• _Records from a collection_:
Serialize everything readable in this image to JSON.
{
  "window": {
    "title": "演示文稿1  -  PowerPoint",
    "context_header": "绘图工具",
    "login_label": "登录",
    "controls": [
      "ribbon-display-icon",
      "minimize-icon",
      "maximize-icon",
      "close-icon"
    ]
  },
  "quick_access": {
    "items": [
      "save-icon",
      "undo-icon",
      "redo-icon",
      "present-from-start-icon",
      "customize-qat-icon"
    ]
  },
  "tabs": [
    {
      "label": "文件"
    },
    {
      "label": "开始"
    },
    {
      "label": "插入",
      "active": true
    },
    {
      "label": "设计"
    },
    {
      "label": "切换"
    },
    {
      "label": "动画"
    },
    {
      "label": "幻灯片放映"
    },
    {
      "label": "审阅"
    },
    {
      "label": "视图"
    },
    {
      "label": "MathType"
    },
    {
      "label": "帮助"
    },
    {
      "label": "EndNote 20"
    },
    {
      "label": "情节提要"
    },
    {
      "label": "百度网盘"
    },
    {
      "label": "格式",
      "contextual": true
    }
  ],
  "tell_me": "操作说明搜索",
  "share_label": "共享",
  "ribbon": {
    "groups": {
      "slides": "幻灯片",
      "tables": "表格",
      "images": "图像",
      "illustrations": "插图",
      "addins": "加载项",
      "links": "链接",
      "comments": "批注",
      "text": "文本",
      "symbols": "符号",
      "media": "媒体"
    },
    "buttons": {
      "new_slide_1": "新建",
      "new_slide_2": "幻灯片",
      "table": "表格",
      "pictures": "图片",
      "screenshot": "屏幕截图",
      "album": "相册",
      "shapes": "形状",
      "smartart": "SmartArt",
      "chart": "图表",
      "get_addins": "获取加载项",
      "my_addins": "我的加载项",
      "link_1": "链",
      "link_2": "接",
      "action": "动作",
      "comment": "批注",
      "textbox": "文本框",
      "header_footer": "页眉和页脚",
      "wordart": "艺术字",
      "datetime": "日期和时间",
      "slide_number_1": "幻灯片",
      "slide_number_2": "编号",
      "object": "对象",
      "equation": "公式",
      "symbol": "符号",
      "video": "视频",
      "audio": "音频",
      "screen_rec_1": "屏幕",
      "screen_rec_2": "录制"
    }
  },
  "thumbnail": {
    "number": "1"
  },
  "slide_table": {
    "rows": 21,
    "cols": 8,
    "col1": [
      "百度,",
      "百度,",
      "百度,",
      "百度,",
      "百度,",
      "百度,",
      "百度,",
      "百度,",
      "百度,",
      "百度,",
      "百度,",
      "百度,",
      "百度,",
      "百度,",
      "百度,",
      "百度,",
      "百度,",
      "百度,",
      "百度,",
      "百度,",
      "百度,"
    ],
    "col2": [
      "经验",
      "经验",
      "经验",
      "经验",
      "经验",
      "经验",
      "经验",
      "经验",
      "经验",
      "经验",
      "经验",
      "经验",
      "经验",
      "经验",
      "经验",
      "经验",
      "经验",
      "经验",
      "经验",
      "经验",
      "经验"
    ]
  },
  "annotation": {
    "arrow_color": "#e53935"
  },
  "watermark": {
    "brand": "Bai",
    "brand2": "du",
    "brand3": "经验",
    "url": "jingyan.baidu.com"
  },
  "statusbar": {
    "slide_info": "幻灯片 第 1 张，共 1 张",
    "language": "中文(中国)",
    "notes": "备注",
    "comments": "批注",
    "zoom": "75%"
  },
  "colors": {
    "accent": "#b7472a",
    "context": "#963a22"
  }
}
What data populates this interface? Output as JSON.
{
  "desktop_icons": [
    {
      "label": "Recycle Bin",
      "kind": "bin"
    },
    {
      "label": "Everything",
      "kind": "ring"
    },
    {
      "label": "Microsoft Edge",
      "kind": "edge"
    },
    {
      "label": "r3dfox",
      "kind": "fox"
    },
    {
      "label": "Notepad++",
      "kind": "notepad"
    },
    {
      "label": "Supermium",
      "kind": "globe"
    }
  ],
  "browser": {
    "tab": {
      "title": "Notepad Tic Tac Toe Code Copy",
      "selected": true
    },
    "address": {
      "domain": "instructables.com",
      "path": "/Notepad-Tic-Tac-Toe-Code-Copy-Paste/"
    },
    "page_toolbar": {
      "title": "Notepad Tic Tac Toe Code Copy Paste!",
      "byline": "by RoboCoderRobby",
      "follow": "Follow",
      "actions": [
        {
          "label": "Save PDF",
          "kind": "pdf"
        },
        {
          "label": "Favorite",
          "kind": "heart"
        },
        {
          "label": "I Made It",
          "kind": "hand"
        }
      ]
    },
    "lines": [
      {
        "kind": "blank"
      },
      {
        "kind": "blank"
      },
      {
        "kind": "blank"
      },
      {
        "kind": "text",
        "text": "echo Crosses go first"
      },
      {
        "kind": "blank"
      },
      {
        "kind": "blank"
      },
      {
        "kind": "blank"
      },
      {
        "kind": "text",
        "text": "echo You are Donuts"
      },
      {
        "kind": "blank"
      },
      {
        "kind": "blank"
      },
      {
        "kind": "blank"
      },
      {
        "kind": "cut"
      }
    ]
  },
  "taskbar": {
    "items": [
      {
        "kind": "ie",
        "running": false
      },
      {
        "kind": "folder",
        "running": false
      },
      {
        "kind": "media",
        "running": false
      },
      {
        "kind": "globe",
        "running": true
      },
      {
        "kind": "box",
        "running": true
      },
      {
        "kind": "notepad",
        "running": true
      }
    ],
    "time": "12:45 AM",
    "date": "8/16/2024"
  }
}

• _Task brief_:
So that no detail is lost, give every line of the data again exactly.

• _Solved problem_:
Serialize everything readable in this image to JSON.
{
  "window": {
    "title": "演示文稿1  -  PowerPoint",
    "context_header": "绘图工具",
    "login_label": "登录",
    "controls": [
      "ribbon-display-icon",
      "minimize-icon",
      "maximize-icon",
      "close-icon"
    ]
  },
  "quick_access": {
    "items": [
      "save-icon",
      "undo-icon",
      "redo-icon",
      "present-from-start-icon",
      "customize-qat-icon"
    ]
  },
  "tabs": [
    {
      "label": "文件"
    },
    {
      "label": "开始"
    },
    {
      "label": "插入",
      "active": true
    },
    {
      "label": "设计"
    },
    {
      "label": "切换"
    },
    {
      "label": "动画"
    },
    {
      "label": "幻灯片放映"
    },
    {
      "label": "审阅"
    },
    {
      "label": "视图"
    },
    {
      "label": "MathType"
    },
    {
      "label": "帮助"
    },
    {
      "label": "EndNote 20"
    },
    {
      "label": "情节提要"
    },
    {
      "label": "百度网盘"
    },
    {
      "label": "格式",
      "contextual": true
    }
  ],
  "tell_me": "操作说明搜索",
  "share_label": "共享",
  "ribbon": {
    "groups": {
      "slides": "幻灯片",
      "tables": "表格",
      "images": "图像",
      "illustrations": "插图",
      "addins": "加载项",
      "links": "链接",
      "comments": "批注",
      "text": "文本",
      "symbols": "符号",
      "media": "媒体"
    },
    "buttons": {
      "new_slide_1": "新建",
      "new_slide_2": "幻灯片",
      "table": "表格",
      "pictures": "图片",
      "screenshot": "屏幕截图",
      "album": "相册",
      "shapes": "形状",
      "smartart": "SmartArt",
      "chart": "图表",
      "get_addins": "获取加载项",
      "my_addins": "我的加载项",
      "link_1": "链",
      "link_2": "接",
      "action": "动作",
      "comment": "批注",
      "textbox": "文本框",
      "header_footer": "页眉和页脚",
      "wordart": "艺术字",
      "datetime": "日期和时间",
      "slide_number_1": "幻灯片",
      "slide_number_2": "编号",
      "object": "对象",
      "equation": "公式",
      "symbol": "符号",
      "video": "视频",
      "audio": "音频",
      "screen_rec_1": "屏幕",
      "screen_rec_2": "录制"
    }
  },
  "thumbnail": {
    "number": "1"
  },
  "slide_table": {
    "rows": 21,
    "cols": 8,
    "col1": [
      "百度,",
      "百度,",
      "百度,",
      "百度,",
      "百度,",
      "百度,",
      "百度,",
      "百度,",
      "百度,",
      "百度,",
      "百度,",
      "百度,",
      "百度,",
      "百度,",
      "百度,",
      "百度,",
      "百度,",
      "百度,",
      "百度,",
      "百度,",
      "百度,"
    ],
    "col2": [
      "经验",
      "经验",
      "经验",
      "经验",
      "经验",
      "经验",
      "经验",
      "经验",
      "经验",
      "经验",
      "经验",
      "经验",
      "经验",
      "经验",
      "经验",
      "经验",
      "经验",
      "经验",
      "经验",
      "经验",
      "经验"
    ]
  },
  "annotation": {
    "arrow_color": "#e53935"
  },
  "watermark": {
    "brand": "Bai",
    "brand2": "du",
    "brand3": "经验",
    "url": "jingyan.baidu.com"
  },
  "statusbar": {
    "slide_info": "幻灯片 第 1 张，共 1 张",
    "language": "中文(中国)",
    "notes": "备注",
    "comments": "批注",
    "zoom": "75%"
  },
  "colors": {
    "accent": "#b7472a",
    "context": "#963a22"
  }
}
What data populates this interface? Output as JSON.
{
  "desktop_icons": [
    {
      "label": "Recycle Bin",
      "kind": "bin"
    },
    {
      "label": "Everything",
      "kind": "ring"
    },
    {
      "label": "Microsoft Edge",
      "kind": "edge"
    },
    {
      "label": "r3dfox",
      "kind": "fox"
    },
    {
      "label": "Notepad++",
      "kind": "notepad"
    },
    {
      "label": "Supermium",
      "kind": "globe"
    }
  ],
  "browser": {
    "tab": {
      "title": "Notepad Tic Tac Toe Code Copy",
      "selected": true
    },
    "address": {
      "domain": "instructables.com",
      "path": "/Notepad-Tic-Tac-Toe-Code-Copy-Paste/"
    },
    "page_toolbar": {
      "title": "Notepad Tic Tac Toe Code Copy Paste!",
      "byline": "by RoboCoderRobby",
      "follow": "Follow",
      "actions": [
        {
          "label": "Save PDF",
          "kind": "pdf"
        },
        {
          "label": "Favorite",
          "kind": "heart"
        },
        {
          "label": "I Made It",
          "kind": "hand"
        }
      ]
    },
    "lines": [
      {
        "kind": "blank"
      },
      {
        "kind": "blank"
      },
      {
        "kind": "blank"
      },
      {
        "kind": "text",
        "text": "echo Crosses go first"
      },
      {
        "kind": "blank"
      },
      {
        "kind": "blank"
      },
      {
        "kind": "blank"
      },
      {
        "kind": "text",
        "text": "echo You are Donuts"
      },
      {
        "kind": "blank"
      },
      {
        "kind": "blank"
      },
      {
        "kind": "blank"
      },
      {
        "kind": "cut"
      }
    ]
  },
  "taskbar": {
    "items": [
      {
        "kind": "ie",
        "running": false
      },
      {
        "kind": "folder",
        "running": false
      },
      {
        "kind": "media",
        "running": false
      },
      {
        "kind": "globe",
        "running": true
      },
      {
        "kind": "box",
        "running": true
      },
      {
        "kind": "notepad",
        "running": true
      }
    ],
    "time": "12:45 AM",
    "date": "8/16/2024"
  }
}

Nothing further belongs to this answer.